Repercussions depend on your landlord (if he/she even gets to know about it). Some will not care if the damage is negligible and they're nice, most will just deduct from security deposit, only a real asshole of a landlord will kick someone out straight away for one accident.

If you are in an apartment the polite thing to do is to tell your neighbors below, and ask them if they have had any visible seepage and how can you help, apologize (in extreme cases "monetary reimbursement" is not out of the question). This tends to smooth things over, keeps them from raising a fuss and complaining to the landlord, helping you on that front.

(oh yeah and until those 2 inches of water are cleaned up, it's a good idea to go around the house and turn off all the electrical shit)

Yeah I Already Clean it up, it looks like we caught it in enough time to not cause to much damage but prob want know for another day or two as the problems manifest. The maintenance guys used a shop-vac and both us and the apartment below us have a couple of industrial dehumidifiers through out our apartments. The Maintenance guys seem to think everything will dry out :). I gave the guys below us $40 to replace some groceries that were damage since water leaked into their cabinets. I think I may have dodged a bullet.

Me and my wife have an emergency bank account for shit like this, just hope we don't have to dip into it.

Got it man ;)

Seriously though guys I appreciate the jokes and advice...after a weird day its good to know the Duders of this worlds got my back.

#23 Posted by Jimbo (9869 posts) -

H2Ono!

#24 Posted by Video_Game_King (36272 posts) -

@modernalkemie said:

Well that's one security deposit down the drain!

*Ba Dum Tish*

Looks like this guy's a little wet behind the ears when it comes to babysitting!

*Drumset explodes*

Water you going to do?

Don't let this experience dampen your spirit.

Two inches of water? How arbitrary.
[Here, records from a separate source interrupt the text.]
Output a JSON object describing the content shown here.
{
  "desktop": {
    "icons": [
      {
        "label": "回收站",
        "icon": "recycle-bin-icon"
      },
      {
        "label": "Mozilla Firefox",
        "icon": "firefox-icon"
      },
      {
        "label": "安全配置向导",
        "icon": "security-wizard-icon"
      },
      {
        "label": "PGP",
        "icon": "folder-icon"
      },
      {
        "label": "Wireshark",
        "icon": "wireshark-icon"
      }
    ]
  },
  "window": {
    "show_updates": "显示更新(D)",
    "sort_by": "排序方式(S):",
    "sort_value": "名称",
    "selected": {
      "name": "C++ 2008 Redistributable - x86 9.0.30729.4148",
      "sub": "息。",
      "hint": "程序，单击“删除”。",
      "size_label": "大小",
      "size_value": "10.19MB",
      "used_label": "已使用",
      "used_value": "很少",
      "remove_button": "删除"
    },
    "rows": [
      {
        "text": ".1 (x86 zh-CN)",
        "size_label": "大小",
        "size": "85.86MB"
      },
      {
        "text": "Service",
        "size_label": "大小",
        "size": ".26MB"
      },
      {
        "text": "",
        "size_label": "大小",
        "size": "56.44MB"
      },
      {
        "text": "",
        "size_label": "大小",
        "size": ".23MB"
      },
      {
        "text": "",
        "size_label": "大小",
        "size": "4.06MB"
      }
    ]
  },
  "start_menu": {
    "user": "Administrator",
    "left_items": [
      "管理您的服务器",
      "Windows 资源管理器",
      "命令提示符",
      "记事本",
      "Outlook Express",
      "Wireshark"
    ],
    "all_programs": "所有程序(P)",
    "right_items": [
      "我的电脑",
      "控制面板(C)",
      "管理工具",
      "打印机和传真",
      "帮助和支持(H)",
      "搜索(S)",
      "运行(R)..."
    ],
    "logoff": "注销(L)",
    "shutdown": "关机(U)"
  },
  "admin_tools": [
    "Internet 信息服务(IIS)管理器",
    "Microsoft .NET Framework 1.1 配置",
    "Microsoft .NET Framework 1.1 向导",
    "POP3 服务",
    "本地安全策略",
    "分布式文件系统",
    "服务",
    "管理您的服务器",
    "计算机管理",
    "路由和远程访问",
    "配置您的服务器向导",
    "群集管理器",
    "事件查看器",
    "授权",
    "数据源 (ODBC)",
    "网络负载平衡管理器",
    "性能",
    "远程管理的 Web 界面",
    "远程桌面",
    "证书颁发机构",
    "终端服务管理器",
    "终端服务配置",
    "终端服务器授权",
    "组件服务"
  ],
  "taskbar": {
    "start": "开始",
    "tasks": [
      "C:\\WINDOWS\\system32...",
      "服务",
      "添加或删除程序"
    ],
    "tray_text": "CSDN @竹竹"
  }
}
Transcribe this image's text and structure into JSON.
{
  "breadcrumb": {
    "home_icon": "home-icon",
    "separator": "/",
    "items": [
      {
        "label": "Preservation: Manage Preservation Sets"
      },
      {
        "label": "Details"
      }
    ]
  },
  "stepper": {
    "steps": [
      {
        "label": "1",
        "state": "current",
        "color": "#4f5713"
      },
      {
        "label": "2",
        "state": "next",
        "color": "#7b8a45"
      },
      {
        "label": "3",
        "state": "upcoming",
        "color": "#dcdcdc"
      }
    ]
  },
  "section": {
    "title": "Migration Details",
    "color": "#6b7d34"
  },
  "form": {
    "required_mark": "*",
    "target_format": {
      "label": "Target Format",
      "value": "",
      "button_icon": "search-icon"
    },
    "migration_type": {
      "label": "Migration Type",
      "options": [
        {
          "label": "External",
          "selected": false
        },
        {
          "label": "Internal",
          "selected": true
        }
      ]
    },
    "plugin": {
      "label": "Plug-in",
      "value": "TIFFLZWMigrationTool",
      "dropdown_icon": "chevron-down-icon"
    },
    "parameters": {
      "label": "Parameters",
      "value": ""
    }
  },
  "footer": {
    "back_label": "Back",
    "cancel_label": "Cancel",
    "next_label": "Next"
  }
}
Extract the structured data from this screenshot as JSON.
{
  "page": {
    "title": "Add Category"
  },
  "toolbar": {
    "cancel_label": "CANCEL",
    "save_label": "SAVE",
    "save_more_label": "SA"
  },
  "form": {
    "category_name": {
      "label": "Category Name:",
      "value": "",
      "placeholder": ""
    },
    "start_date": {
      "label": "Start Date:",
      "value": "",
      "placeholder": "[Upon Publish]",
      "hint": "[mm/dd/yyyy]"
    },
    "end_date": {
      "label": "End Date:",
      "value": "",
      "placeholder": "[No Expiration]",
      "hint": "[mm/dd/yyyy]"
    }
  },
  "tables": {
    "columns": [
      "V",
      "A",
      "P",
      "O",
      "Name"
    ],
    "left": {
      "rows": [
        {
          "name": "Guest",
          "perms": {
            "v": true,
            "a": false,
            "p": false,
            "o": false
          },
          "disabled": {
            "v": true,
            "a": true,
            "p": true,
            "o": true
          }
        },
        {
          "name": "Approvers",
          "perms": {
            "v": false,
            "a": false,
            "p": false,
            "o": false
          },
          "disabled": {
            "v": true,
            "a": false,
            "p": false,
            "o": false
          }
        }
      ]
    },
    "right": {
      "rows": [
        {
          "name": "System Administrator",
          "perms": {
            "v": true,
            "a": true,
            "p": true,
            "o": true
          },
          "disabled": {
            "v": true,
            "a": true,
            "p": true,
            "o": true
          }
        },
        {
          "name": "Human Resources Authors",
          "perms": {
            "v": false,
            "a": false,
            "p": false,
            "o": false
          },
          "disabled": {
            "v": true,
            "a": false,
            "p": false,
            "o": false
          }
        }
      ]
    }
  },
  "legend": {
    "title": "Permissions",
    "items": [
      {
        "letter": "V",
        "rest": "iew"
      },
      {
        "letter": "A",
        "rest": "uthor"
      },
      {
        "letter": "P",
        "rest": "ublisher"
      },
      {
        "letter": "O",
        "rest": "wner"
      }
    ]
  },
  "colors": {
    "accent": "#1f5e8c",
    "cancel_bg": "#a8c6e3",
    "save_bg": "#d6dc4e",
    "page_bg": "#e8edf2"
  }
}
#25 Edited by OfficeGamer (1087 posts) -

@8bit_archer: Oh, I'm sorry I didn't read all the posts, I imagined the water leaking as we speak and had to quickly prompt you!

Glad you got it sorted out, kinda.

#26 Posted by GrantHeaslip (1644 posts) -

I can't offer any help, but I can offer a story about a similarly bad situation:

A few years ago, I lived in an apartment with a patio above it. When it rained hard, a bit of water would leak through a ceiling tile. The landlord made a good-faith effort to figure it out and fix it, but not before Toronto had an insanely heavy rainstorm. When I went to bed that night, the ceiling tile was leaking pretty heavily, but I figured there wasn't much I could do about it and just set up a bucket under it and went to bed. At about 4 AM, I woke up to what sounded like an explosion, looked down (luckily, the place had a loft bed), and discovered that the ceiling tile had buckled and cracked in half, basically dropping a giant murky water balloon in the middle of my room. The water, which was about as dirty as you'd expect stuff from a leaking ceiling to be, basically hit everything on the ground.

The only real fallout was my having to clean some cushion covers that got splashed and throw out a crappy old carpet. A computer on the ground survived through a combination of luck and not having any components near the bottom, but it was a horrible mess and a total mindfuck to wake up to. The floor was painted concrete, the walls were tile, and I lived on the ground floor, which is about the best case scenario when it comes to water damage.

So yeah, your situation sucks, and I can sympathize!

#27 Posted by Humanity (9599 posts) -

@8bit_archer: At $40 thats a sweet bargain. Flooding usually costs tons of money because of the painting costs associated with it. Dodged a bullet indeed.

#28 Posted by mtcantor (948 posts) -

3/28/2013 - The day Giant Bomb officially became Reddit.

#29 Posted by Intro (1208 posts) -

@pr1mus said:

If your apartment isn't in a basement drill a hole in the floor to drain the water.

#30 Edited by Sanity (1939 posts) -

So you have floating floors in your apartment?

Online
#31 Edited by insane_shadowblade85 (1473 posts) -

Maintenance guys? Dehumidifiers? It must be nice to live in an apartment building that has a landlord that knows what he/she is doing. I really need to move ._.